At some point in everyone’s life, there comes a time we are faced with the reality of death. With this notion of an inevitable end to life in general, we simultaneously learn about our own mortality.
It’s a personal matter if someone is prone to giving this much thought, or to avoid it at all costs. I personally have been thinking about death all my life. Sparked by curiosity rather than morbidity, the subject has always intrigued me. And bit by bit, throughout the years, as time left clues in the shape of experiences along the way, I started piecing together what it means to me. I started to see how death gives meaning to life.
The first time I was faced with my own mortality was when I was 7 years old. My grandmother had passed away. I remember asking my mom what that meant, where she went. My mother replied, “Well, we all die – we all go to God. Your grandmother is in heaven now.”
With those simple words she had suddenly made me aware of the fact that I too, would some day come to die. And that there was something waiting for me there, a whole other world after death.
“Death will come. It is here, it is now. And it is okay.”
My father was Jewish and my mother Catholic. Although both of them were non-practicing, they did decide to raise me Catholic. I was baptized as a little baby, did my first communion and went to bible study once a week, until I was around 11 and rather played with my friends than sit inside a dull church room making coloring pages of the crucifixion.
Church might have been my first symbolic introduction to death. The stories of Jesus Christ – his birth, his death, his resurrection – as well as the deaths of many other biblical figures, both fascinated and haunted me. The depictions of these events that were painted on the church walls and in the stained glass windows, as well as the huge imposing space of the church building itself and the smell of incense and ancient worship, were all overwhelmingly impressive to little me. And a bit scary too, at times. Although I could not quite grasp the meaning of it yet, I knew death was intense and important.
So according to my mom, grandma was in heaven. She was somewhere up there, hanging out with God. That seemed like an alright scenario to me. But I missed her. I wondered how she was doing. What it was like over there.
I decided to try and reach out to her and started writing her little notes. They would say things like, “Dear grandma, how are you? We had a performance at school today and I played the part of a cat. It was very exciting. I miss you. Kisses, Claudia.” I would fold the piece of paper up into a tiny square and place it inside an envelope that hung on my bedroom wall. The envelope said ‘Letters to Grandma‘.
For a couple of weeks I kept inserting notes into the envelope. As time passed, I noticed two remarkable things.
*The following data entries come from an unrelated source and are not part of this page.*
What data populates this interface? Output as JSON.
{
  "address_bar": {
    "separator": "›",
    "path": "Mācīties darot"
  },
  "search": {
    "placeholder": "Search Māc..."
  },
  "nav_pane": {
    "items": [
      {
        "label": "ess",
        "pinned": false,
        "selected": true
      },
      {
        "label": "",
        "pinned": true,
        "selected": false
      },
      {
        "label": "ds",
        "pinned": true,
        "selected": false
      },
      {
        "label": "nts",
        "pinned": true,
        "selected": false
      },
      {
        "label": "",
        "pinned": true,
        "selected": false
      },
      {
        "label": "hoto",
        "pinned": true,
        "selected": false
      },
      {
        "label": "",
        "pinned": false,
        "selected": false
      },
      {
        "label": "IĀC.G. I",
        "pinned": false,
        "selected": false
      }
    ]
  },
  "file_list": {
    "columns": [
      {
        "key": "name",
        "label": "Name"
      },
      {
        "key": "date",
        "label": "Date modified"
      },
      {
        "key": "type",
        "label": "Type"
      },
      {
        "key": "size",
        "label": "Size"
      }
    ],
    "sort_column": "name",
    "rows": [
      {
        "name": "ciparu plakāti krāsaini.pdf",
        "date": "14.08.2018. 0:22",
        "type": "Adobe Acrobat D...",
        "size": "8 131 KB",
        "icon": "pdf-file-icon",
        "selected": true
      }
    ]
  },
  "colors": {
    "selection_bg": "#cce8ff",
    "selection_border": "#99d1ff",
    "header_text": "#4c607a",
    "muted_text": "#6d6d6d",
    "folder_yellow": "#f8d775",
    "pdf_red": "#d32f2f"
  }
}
Firstly, the number of notes inside the envelope kept growing as I wrote more. Which is totally logical of course, but to me it seemed very strange at the time. Why was grandma not taking them out? Was she not reading them? I thought this envelope was my magical gateway to heaven, a means of communicating between two worlds. A paper portal. But as the notes remained untouched, I began doubting its effectiveness.
The second thing I discovered was even more disappointing. She never wrote back.
Eventually, I took the envelope off the wall and threw it away. Somehow what I tried to do had not worked out. Death was a concept and a place I could not reach nor fathom.
“I slowly started to understand how our bodies are these amazingly complicated machines that can, and eventually will, some day stop functioning.”
Not long after this, my grandfather passed away. I remember being very aware of the contrast of seeing him alive for the last time, and saying a final goodbye to his corpse at the funeral. Beyond my sadness, it made sense to me that death was the end of life after you lived to be old. It was what eventually happened to all grandparents.
Around this time my father started getting health issues. He had a cardiac arrest when I was 11, during which I literally watched him die. He was resuscitated in time, but this event resulted in a series of serious conditions, although he did thankfully manage to live for another decade and a half. By going through this with him, I slowly started to understand how our bodies are these amazingly complicated and sometimes unpredictable machines that can, and eventually will, some day stop functioning.
And although we all hope to live to be old, and postpone worrying about death until then, we don’t always have such luck. Better yet, I believe worrying about death can be transformed into getting a healthy relationship with it. We can change it from giving us a sense of impending doom, to trying to understand it as best as we can and giving it its rightful place, right here in our very lives.
My grandmother might not have answered my notes, but I do feel she is alright. I do not conform myself to any specific religion, but I have learned from them and shaped my own beliefs. Death is a natural part of life. If we become aware of it and embrace it, it can inspire us to live a beautiful and meaningful life, regardless of how old we are and when our final moment will come. It will come. It is here, it is now. And it is okay.